The rock has toxic amounts of heavy metals and lacks nutrients to sustain plant life so the area looks like a moonscape.
Yet the land and mountains on the opposite side of the road are lush and green.
The plants that do grow on the tablelands are alpine and found only in the lower part of the landscape. The pitcher plant (a carnivorous plant like the Venus flytrap) is vibrant red and prevalent.
So is the creeping juniper. We saw some tiny ferns near a waterfall as well as some purple asters.
The whole day was one of contrasts. I had no idea that this part of Newfoundland was so mountainous. Every time we came around a corner, a new breathtaking view arose before us. And what a mix! Snow-covered mountains, jagged peaks and flat table tops, lush valleys, deep lakes and fjords…
We stopped as always in a few coastal villages along the way. We were particularly charmed by Norris Point nestled between Bonne Bay and the East Arm and surrounded by rolling hills and mountains in glorious fall colours.
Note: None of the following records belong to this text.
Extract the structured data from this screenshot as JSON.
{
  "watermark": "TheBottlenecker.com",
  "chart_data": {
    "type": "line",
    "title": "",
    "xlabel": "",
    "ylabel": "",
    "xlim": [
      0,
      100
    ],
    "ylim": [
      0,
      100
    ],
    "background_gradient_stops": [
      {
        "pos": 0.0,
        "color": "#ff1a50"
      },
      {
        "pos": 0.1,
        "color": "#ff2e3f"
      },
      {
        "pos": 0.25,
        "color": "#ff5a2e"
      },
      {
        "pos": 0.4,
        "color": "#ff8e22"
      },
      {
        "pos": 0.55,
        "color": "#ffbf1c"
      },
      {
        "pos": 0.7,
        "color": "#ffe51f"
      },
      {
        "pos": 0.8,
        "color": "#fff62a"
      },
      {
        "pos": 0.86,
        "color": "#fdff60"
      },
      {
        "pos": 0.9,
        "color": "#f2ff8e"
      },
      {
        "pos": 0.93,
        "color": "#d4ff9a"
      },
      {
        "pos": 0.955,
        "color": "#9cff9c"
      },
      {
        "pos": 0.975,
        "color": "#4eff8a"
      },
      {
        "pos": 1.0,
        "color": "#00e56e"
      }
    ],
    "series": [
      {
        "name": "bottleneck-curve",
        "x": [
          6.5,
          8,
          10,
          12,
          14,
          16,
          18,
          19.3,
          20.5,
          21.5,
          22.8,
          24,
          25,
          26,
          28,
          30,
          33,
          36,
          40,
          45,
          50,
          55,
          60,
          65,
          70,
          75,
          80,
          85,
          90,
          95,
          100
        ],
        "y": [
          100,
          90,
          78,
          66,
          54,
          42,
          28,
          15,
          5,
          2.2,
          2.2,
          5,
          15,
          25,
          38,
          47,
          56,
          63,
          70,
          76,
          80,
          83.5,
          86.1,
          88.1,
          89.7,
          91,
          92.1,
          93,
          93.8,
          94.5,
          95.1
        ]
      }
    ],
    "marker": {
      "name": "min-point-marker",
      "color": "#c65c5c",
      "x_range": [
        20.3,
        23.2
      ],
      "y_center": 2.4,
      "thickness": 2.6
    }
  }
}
In a couple of valleys we saw the unmistakable crimson of maple trees – the first maples we’ve seen since Quebec. It actually made me feel a bit homesick for the range of fall colours we usually see this time of the year.
Tomorrow we continue south to Stephensville, and the next day, we’ll be catching the ferry to Nova Scotia. Only two more sleeps in Newfoundland. I will miss the extraordinary land and sea as well as the open and welcoming people who have made us feel so at home.
Oh, and the partridge berry pie!